“Women’s and Men’s Earnings Hurt by Housework.”
Hmmm, I thought. Very interesting.
It starts out:
“New research by Vanderbilt professor of law and economics Joni Hersch found that housework not only reduces the salaries of women, but also affects some men’s wages. She also found that women’s salaries are negatively impacted by housework regardless of profession.”
"Hersch found that each extra hour spent on daily housework reduced average wages by about 24 cents per hour for women and about 21 cents per hour for men."
Doesn't explain how.
Doesn't explain why.
I hate to make you read the whole article, but COULD YOU PLEASE?Because it’s alarming how much sense it doesn’t make.
It seems to say that housework actually causes men and women to earn less money. And I suppose this would be true if I were not showing up to work every day because I'd opted to stay home and bleach my toilet bowls. But how in the world does more housework in and of itself CAUSE a decrease in salary? Surely the reporter misinterpreted the study.
Just to see, I downloaded the 39-pager to see if that would shed any light on the matter.
In her introduction, Hersch explains:
“There is considerable evidence that time spent on routine housework has a negative relation with wages that is not spuriously due to endogeneity or unobserved individual fixed characteristics, with the impact greatest for women’s wages.”

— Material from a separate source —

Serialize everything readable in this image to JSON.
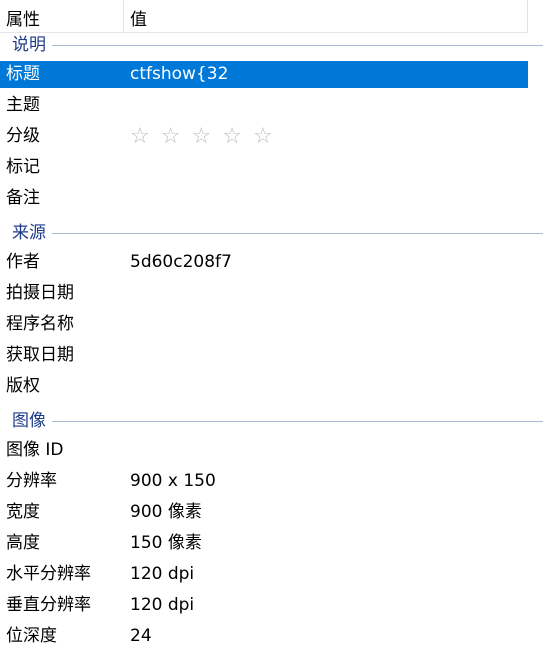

And then my brain exploded, leaving little bits of spurious endogeneities and fixed characteristics (though you can’t observe them) all over the walls and carpet.
And I still don’t know. Should I clean them up … or leave them there and hope it’s reflected in my next paycheck?